Collect every line in the records below that contains the word "tint".

Given entries –

►

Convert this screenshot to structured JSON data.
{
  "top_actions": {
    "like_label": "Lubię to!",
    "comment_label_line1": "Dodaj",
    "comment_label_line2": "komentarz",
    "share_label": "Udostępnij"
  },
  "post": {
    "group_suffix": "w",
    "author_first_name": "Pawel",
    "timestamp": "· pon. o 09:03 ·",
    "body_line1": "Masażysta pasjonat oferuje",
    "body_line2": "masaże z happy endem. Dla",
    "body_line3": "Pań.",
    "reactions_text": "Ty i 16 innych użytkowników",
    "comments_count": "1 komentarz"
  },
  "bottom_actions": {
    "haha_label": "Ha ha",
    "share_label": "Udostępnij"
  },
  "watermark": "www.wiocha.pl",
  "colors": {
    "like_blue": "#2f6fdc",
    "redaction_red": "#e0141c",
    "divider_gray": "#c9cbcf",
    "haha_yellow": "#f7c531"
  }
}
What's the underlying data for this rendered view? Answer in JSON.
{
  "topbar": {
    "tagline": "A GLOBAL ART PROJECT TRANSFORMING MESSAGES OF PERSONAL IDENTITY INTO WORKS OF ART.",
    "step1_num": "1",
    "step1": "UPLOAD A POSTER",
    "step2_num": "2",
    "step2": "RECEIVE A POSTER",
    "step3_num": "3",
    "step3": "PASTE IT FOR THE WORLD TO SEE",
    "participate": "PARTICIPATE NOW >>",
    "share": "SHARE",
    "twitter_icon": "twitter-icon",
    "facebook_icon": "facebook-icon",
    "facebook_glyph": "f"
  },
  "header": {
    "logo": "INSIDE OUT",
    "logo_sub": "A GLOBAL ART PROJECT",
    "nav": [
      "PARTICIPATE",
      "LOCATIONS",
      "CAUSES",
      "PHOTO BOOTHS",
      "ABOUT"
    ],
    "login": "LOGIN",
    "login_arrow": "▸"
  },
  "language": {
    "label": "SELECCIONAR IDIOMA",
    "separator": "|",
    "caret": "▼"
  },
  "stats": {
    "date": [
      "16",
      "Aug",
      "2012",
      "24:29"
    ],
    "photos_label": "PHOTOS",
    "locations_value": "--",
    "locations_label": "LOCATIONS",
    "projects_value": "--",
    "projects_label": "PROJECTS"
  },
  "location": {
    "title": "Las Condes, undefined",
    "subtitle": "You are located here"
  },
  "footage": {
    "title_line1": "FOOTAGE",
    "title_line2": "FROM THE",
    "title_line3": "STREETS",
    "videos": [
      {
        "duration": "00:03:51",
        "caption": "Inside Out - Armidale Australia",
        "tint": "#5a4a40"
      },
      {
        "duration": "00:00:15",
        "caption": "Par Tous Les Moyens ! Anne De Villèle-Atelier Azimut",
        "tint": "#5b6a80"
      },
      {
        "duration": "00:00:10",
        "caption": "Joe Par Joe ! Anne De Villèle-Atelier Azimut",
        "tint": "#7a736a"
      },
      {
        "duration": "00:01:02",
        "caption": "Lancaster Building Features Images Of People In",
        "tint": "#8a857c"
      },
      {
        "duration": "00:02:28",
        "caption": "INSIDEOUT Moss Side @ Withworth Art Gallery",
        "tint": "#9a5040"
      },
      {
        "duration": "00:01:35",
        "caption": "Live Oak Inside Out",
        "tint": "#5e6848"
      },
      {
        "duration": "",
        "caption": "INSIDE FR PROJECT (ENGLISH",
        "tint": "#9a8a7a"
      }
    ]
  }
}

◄

Answer below –
        "tint": "#5a4a40"
        "tint": "#5b6a80"
        "tint": "#7a736a"
        "tint": "#8a857c"
        "tint": "#9a5040"
        "tint": "#5e6848"
        "tint": "#9a8a7a"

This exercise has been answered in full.